REXBURG, Idaho – A Rexburg man who lived with the partially mummified bodies of his wife and daughter for months has been sentenced to four years in prison.
Kenichi David Kaneko, 68, entered a modified guilty plea in June to two counts of involuntary manslaughter under a plea agreement with Madison County prosecutors. He could have been sentenced to as much as 10 years in prison for each count, but 7th District Judge Richard St. Clair handed down a four-year sentence Monday. He said Kaneko could be released much earlier.
Kaneko will serve six months at a Department of Correction mental health facility in Boise, St. Clair said. Depending on his evaluations there, he could be released on probation after that period, the Post Register reported.
Authorities conducting a welfare check on June 19, 2004, found the decomposed bodies of Laura Kaneko, 33, and Lorraine Kiyoe Kaneko, 58, side by side on a bed surrounded by hundreds of air fresheners and fans in Kaneko’s mobile home.
Investigators determined that Laura Kaneko died in May or June 2001, and that Lorraine Kaneko died Feb. 9, 2003. Kaneko was charged for not seeking help for the women, who had isolated themselves from family and friends for years before they died and are believed to have been mentally ill.
According to court records, the women died after following a plan they believed was a divine revelation requiring a restricted diet and complete isolation.
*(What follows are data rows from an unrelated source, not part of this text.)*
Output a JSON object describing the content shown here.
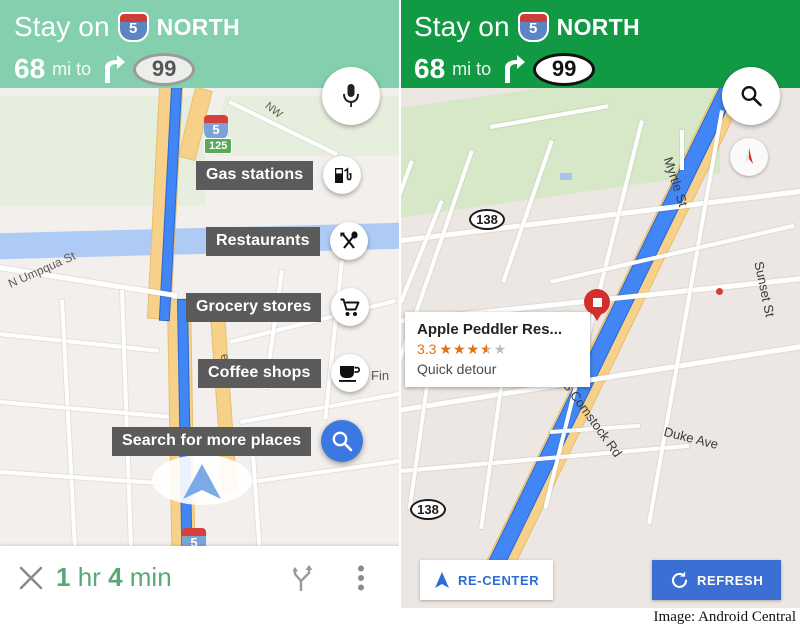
{
  "panels": {
    "left": {
      "header": {
        "bg_color": "#84cfad",
        "stay_on": "Stay on",
        "shield_number": "5",
        "direction": "NORTH",
        "distance": "68",
        "unit": "mi to",
        "turn_icon": "turn-right-icon",
        "next_road": "99"
      },
      "mic_fab": {
        "icon": "microphone-icon",
        "label": "Voice search"
      },
      "chips": [
        {
          "label": "Gas stations",
          "icon": "gas-pump-icon"
        },
        {
          "label": "Restaurants",
          "icon": "fork-spoon-icon"
        },
        {
          "label": "Grocery stores",
          "icon": "shopping-cart-icon"
        },
        {
          "label": "Coffee shops",
          "icon": "coffee-cup-icon"
        },
        {
          "label": "Search for more places",
          "icon": "search-icon"
        }
      ],
      "map": {
        "street_labels": [
          "N Umpqua St",
          "NW",
          "Fin",
          "ello"
        ],
        "shield_i5": "5",
        "exit_badge": "125",
        "shield_i5_bottom": "5",
        "position_marker": "navigation-arrow-icon"
      },
      "bottom_bar": {
        "close_icon": "close-icon",
        "eta_value": "1",
        "eta_unit_hr": "hr",
        "eta_minutes": "4",
        "eta_unit_min": "min",
        "eta_color": "#5aa777",
        "route_icon": "route-fork-icon",
        "overflow_icon": "more-vertical-icon"
      }
    },
    "right": {
      "header": {
        "bg_color": "#129944",
        "stay_on": "Stay on",
        "shield_number": "5",
        "direction": "NORTH",
        "distance": "68",
        "unit": "mi to",
        "turn_icon": "turn-right-icon",
        "next_road": "99"
      },
      "search_fab": {
        "icon": "search-icon"
      },
      "compass": {
        "icon": "compass-needle-icon"
      },
      "map": {
        "street_labels": [
          "Myrtle St",
          "Sunset St",
          "S Comstock Rd",
          "Duke Ave"
        ],
        "route_shields": [
          "138",
          "138"
        ],
        "poi_marker": "map-pin-icon"
      },
      "info_card": {
        "title": "Apple Peddler Res...",
        "rating": "3.3",
        "rating_value": 3.5,
        "rating_max": 5,
        "star_color": "#e8700f",
        "subtitle": "Quick detour"
      },
      "buttons": {
        "recenter_label": "RE-CENTER",
        "recenter_icon": "navigation-arrow-icon",
        "refresh_label": "REFRESH",
        "refresh_icon": "refresh-icon",
        "refresh_bg": "#3b6fd4"
      }
    }
  },
  "footer": {
    "credit": "Image: Android Central"
  }
}
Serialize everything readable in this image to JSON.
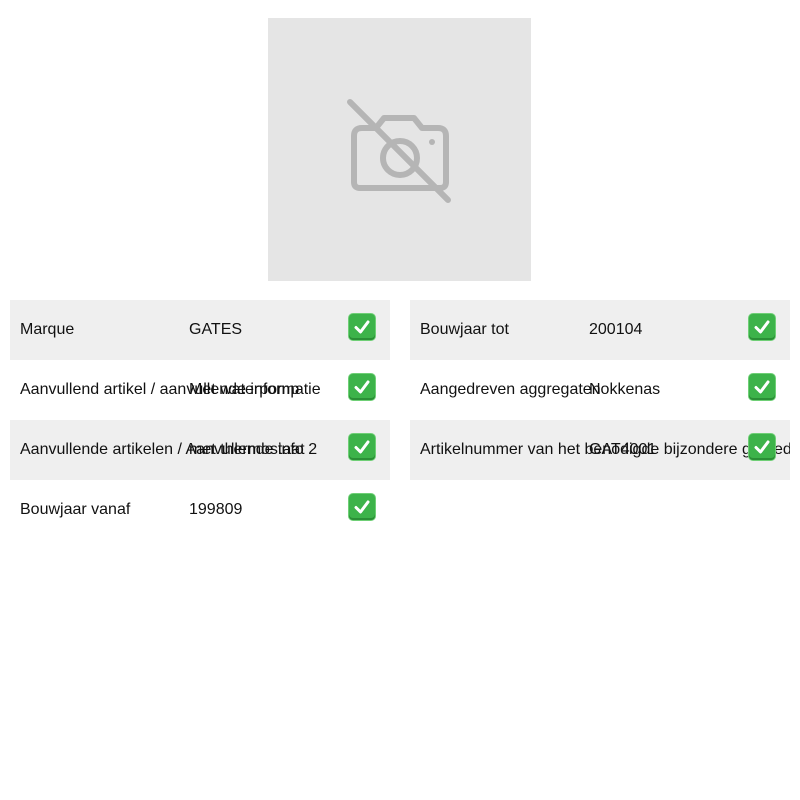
{
  "product_image": {
    "icon": "no-photo-icon"
  },
  "attributes": {
    "left": [
      {
        "label": "Marque",
        "value": "GATES",
        "status": "check-icon"
      },
      {
        "label": "Aanvullend artikel / aanvullende informatie",
        "value": "Met waterpomp",
        "status": "check-icon"
      },
      {
        "label": "Aanvullende artikelen / Aanvullende info 2",
        "value": "met thermostaat",
        "status": "check-icon"
      },
      {
        "label": "Bouwjaar vanaf",
        "value": "199809",
        "status": "check-icon"
      }
    ],
    "right": [
      {
        "label": "Bouwjaar tot",
        "value": "200104",
        "status": "check-icon"
      },
      {
        "label": "Aangedreven aggregaten",
        "value": "Nokkenas",
        "status": "check-icon"
      },
      {
        "label": "Artikelnummer van het benodigde bijzondere gereedschap",
        "value": "GAT4001",
        "status": "check-icon"
      }
    ]
  },
  "colors": {
    "row_shade": "#efefef",
    "placeholder_bg": "#e5e5e5",
    "placeholder_icon": "#b5b5b5",
    "check_green": "#3db34a"
  }
}
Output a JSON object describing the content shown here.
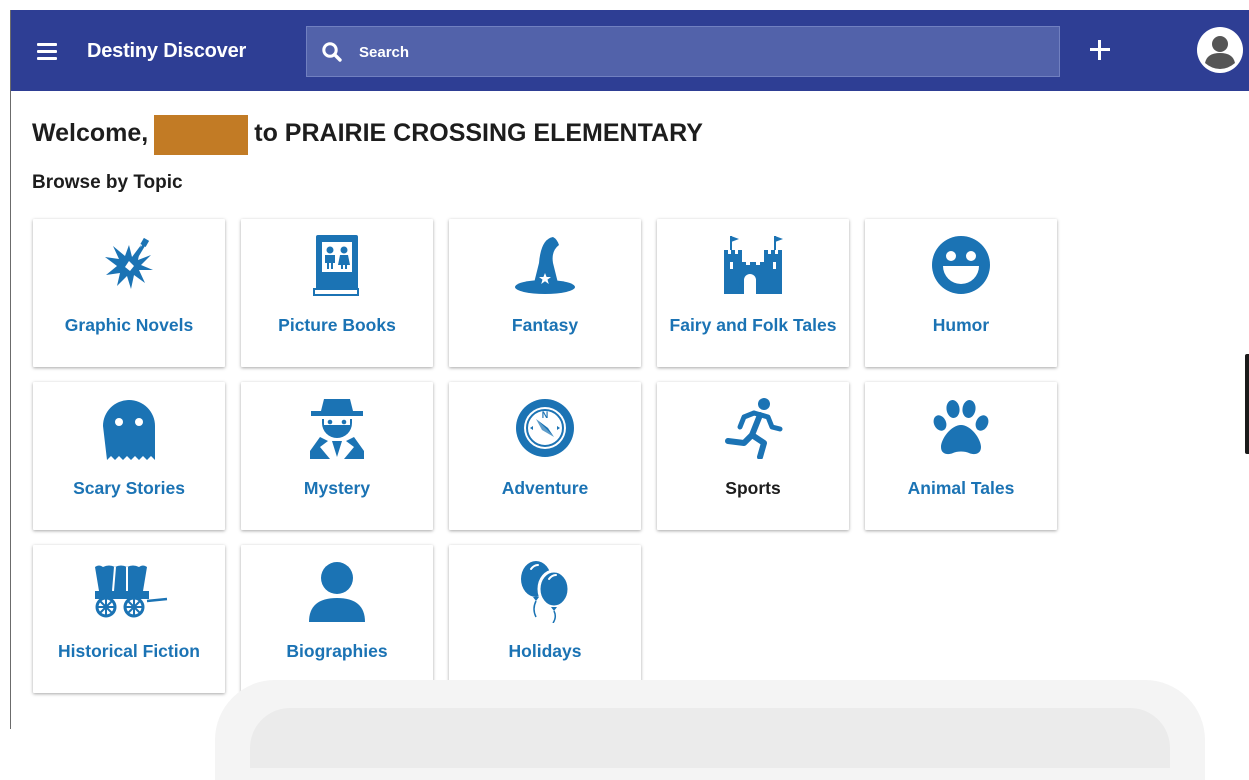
{
  "header": {
    "menu_icon": "hamburger-menu-icon",
    "title": "Destiny Discover",
    "search": {
      "placeholder": "Search",
      "value": "",
      "icon": "search-icon"
    },
    "add_icon": "plus-icon",
    "avatar_icon": "user-avatar-icon"
  },
  "welcome": {
    "prefix": "Welcome,",
    "suffix": "to PRAIRIE CROSSING ELEMENTARY"
  },
  "browse": {
    "title": "Browse by Topic",
    "topics": [
      {
        "label": "Graphic Novels",
        "icon": "graphic-novels-icon"
      },
      {
        "label": "Picture Books",
        "icon": "picture-book-icon"
      },
      {
        "label": "Fantasy",
        "icon": "wizard-hat-icon"
      },
      {
        "label": "Fairy and Folk Tales",
        "icon": "castle-icon"
      },
      {
        "label": "Humor",
        "icon": "smiley-face-icon"
      },
      {
        "label": "Scary Stories",
        "icon": "ghost-icon"
      },
      {
        "label": "Mystery",
        "icon": "detective-icon"
      },
      {
        "label": "Adventure",
        "icon": "compass-icon"
      },
      {
        "label": "Sports",
        "icon": "runner-icon"
      },
      {
        "label": "Animal Tales",
        "icon": "paw-print-icon"
      },
      {
        "label": "Historical Fiction",
        "icon": "covered-wagon-icon"
      },
      {
        "label": "Biographies",
        "icon": "person-icon"
      },
      {
        "label": "Holidays",
        "icon": "balloons-icon"
      }
    ]
  },
  "colors": {
    "header_bg": "#2e3e94",
    "search_bg": "#5262aa",
    "accent": "#1b73b4",
    "redaction": "#c27b25"
  }
}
Journals found at the home show that as early as 1990, Laura Kaneko made entries that she had received a revelation from God that she was supposed to marry a young man who was then away on a mission for The Church of Jesus Christ of Latter-day Saints, according to records.
The women died from a combination of starvation and sickness, according to autopsy reports. Authorities found trash – including spoiled food, used toilet paper and bags of candy labeled with the day it was eaten – piled everywhere in the small home.
At a hearing in January, a mental health expert testified the women suffered from a chronic mental illness that made it difficult for them to judge reality and take care of themselves.
On Monday, Kaneko said that at the time his mental condition had deteriorated to the point that he didn’t realize anything was wrong. He’s since received psychological help and feels “great remorse,” he said.
“I miss my family. I miss my wife and daughter,” Kaneko said. “I’m sorry for what happened and the tragic ending it had.”
Local journalism is essential.
Give directly to The Spokesman-Review's Northwest Passages community forums series -- which helps to offset the costs of several reporter and editor positions at the newspaper -- by using the easy options below. Gifts processed in this system are not tax deductible, but are predominately used to help meet the local financial requirements needed to receive national matching-grant funds.
Subscribe to the Coronavirus newsletter
Get the day’s latest Coronavirus news delivered to your inbox by subscribing to our newsletter.